Who is the Bankruptcy Trustee?
If you are considering filing for bankruptcy, you will hear all about the bankruptcy trustee. The bankruptcy trustees job is to sell your stuff or make a deal with you so that you can keep your stuff if you are over the allowable exemption limits for your state. It is in a debtors best interest to get your assigned trustee out of your life as soon as possible. Your bankruptcy attorney can advise you as to whether you will have to worry about a bankruptcy trustee getting involved in your case. If the bankruptcy trustee does not take any of your assets, he will most likely file a notice of no distribution and your case will be considered a no asset case. If the trustee is interested in some of your assets that are over the allowable exemption limits your case becomes an asset case and he will inform you of his intent to look into your case at your meeting of creditors.
In most cases, you will be able to make a deal with the bankruptcy trustee to keep your assets in exchange for a sum of money to be distributed to your creditors, should your case be an asset case.
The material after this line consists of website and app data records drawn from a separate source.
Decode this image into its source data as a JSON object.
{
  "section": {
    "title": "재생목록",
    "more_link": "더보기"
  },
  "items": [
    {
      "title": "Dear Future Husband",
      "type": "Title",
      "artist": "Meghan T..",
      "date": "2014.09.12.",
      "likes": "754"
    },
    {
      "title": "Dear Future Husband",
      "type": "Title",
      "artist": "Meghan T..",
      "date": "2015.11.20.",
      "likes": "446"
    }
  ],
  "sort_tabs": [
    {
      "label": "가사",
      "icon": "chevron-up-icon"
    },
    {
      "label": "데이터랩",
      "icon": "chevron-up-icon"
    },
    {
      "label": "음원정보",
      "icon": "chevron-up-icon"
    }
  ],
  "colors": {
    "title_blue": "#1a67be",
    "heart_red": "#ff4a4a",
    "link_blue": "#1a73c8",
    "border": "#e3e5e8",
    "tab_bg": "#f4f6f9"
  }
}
That is of course if you can come up with a lump sum in which to pay the trustee. Bankruptcy trustees will stop at nothing to try to get their hands on money for the benefit of your creditors. Bankruptcy trustees also have a personal stake in trying to get money out of you because they get a percentage of any assets that they are able to obtain from you.
In chapter 13 cases, repayment plans must be approved by the chapter 13 trustee and the bankruptcy court. Chapter 13 bankruptcy trustees love to object to repayment plans in order to get the most money out of debtors as possible. If the trustee and debtors counsel cannot come to an agreement, the dispute may end up being heard before a bankruptcy court judge who will make a final binding decision on any disputes. This process can be extremely stressful for debtors because they don’t know what their final payment plan is going to look like and none of their bills are getting paid prior to confirmation. This process can take several months before your final chapter 13 plan is confirmed and your creditors start getting paid. At the end of the day, the trustee is not your friend and their involvement in your case may turn out to be a real thorn in your side.
If you have additional questions about how bankruptcy trustee’s operate, feel free to give Symmes Law Group a call today at 206-682-7975